Though events like these are no doubt familiar to many bear hunters all over the United States, this was anything but a typical bear hunt. The hunter was Chris Loll, a disabled Marine Corps veteran, and his Idaho black bear hunt was sponsored and organized by Send-A-Vet, an organization dedicated to helping veterans by taking them on outdoor adventures.
This particular bear hunt was one of dozens of events sponsored by Send-A-Vet over the past few years. The organization, which is headquartered in the State of Washington, organizes hunts, fishing expeditions, rafting trips, and other outdoor events in order to assist wounded and disabled veterans.
Rick Sutter and MarkDaniel Brasel, who are both veterans themselves, do most of the leg work involved in planning and organizing these trips. Their primary goal is to get wounded and disabled veterans out of their homes and into the outdoors. The trips are fully paid for by donations and they strive to foster a safe and fun environment for veterans to enjoy the outdoors.

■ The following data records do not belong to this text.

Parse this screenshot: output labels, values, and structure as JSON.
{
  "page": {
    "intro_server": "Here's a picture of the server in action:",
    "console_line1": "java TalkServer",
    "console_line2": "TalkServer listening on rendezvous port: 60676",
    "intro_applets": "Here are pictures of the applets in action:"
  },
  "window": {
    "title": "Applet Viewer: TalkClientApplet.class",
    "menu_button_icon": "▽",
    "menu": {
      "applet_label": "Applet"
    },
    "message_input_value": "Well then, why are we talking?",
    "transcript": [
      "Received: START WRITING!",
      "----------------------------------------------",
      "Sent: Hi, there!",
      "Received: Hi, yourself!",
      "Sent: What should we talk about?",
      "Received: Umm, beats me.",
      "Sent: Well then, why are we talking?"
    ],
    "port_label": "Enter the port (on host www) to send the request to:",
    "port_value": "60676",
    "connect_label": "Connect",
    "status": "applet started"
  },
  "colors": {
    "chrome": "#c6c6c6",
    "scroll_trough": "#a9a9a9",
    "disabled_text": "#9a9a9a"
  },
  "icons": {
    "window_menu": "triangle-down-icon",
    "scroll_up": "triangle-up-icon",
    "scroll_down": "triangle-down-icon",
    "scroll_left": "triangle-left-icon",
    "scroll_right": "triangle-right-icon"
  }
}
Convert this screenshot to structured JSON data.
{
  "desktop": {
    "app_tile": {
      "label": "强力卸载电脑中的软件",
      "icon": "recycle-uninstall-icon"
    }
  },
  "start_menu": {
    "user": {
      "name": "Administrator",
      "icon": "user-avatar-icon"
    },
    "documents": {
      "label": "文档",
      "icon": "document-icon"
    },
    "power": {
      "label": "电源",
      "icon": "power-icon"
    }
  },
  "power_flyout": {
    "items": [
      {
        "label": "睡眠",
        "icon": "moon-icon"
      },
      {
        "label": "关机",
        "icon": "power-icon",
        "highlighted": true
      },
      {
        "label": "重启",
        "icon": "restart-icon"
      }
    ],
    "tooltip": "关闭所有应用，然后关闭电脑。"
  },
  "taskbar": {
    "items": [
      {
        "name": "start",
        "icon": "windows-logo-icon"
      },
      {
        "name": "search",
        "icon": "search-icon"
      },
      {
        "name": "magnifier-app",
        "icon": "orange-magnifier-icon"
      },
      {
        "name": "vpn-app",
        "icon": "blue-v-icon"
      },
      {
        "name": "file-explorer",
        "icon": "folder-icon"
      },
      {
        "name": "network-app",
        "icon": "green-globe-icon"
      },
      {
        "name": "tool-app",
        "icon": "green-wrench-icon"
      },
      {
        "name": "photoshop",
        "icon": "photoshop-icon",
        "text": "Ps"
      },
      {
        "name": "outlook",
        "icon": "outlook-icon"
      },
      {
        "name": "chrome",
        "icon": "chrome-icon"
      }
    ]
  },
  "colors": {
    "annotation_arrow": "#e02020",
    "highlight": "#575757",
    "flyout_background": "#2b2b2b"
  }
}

Send-A-Vet also prides itself on recreating the familiar bonds that develop between members of the military when they serve together. Since virtually everyone on these trips, from the hunters themselves to the volunteers, is a veteran, they have been extremely successful in this regard and countless friendships have developed between veterans that met on trips sponsored by Send-A-Vet.
Over the years, they have helped countless veterans recover from physical, emotional, and psychological wounds suffered in Iraq, Afgahnistan, and numerous other conflicts all over the world. The response from these veterans has been uniformly positive. Chris Loll is one of these veterans and he has attended several Send-A-Vet sponsored events (including two bear hunts and a wolf trapping class) first as a hunter, and later as a volunteer.
According to Chris: “It’s an experience that really recharges and resets you and gets you out of the house. It feels good to be in that environment again because I really miss that camaraderie. It’s like stepping back in time: you’re not so high strung and I could just feel the stress melting away when I arrived.”
Experiences like this have been literally life changing for countless veterans, many of whom did not think that they would be able to enjoy the outdoors again after being wounded. Send-A-Vet specifically tailors all of their outdoor adventures to each individual veteran and can accommodate veterans with a wide range of physical abilities including veterans in wheelchairs and those with visual impairment.
Send-A-Vet trips are not just for serious hunters either. They have taken out many veterans who have never hunted before and can loan a rifle to a veteran who needs one for one of their sponsored hunts.
Don’t want to hunt? That’s no problem either. Send-A-Vet organizes other outdoor events, like fishing or rafting trips as well. Regardless of the event, their trips are very low key and you can participate as much or as little as you would like. If you would rather just sit by the fire or enjoy being the woods on a Send-A-Vet trip, they are perfectly fine with that too.
If you are interested in making a donation, visit the Send-A-Vet web site. Wounded or disabled veterans may contact MarkDaniel Brasel directly for information on how to participate in a hunt or other outdoor adventure.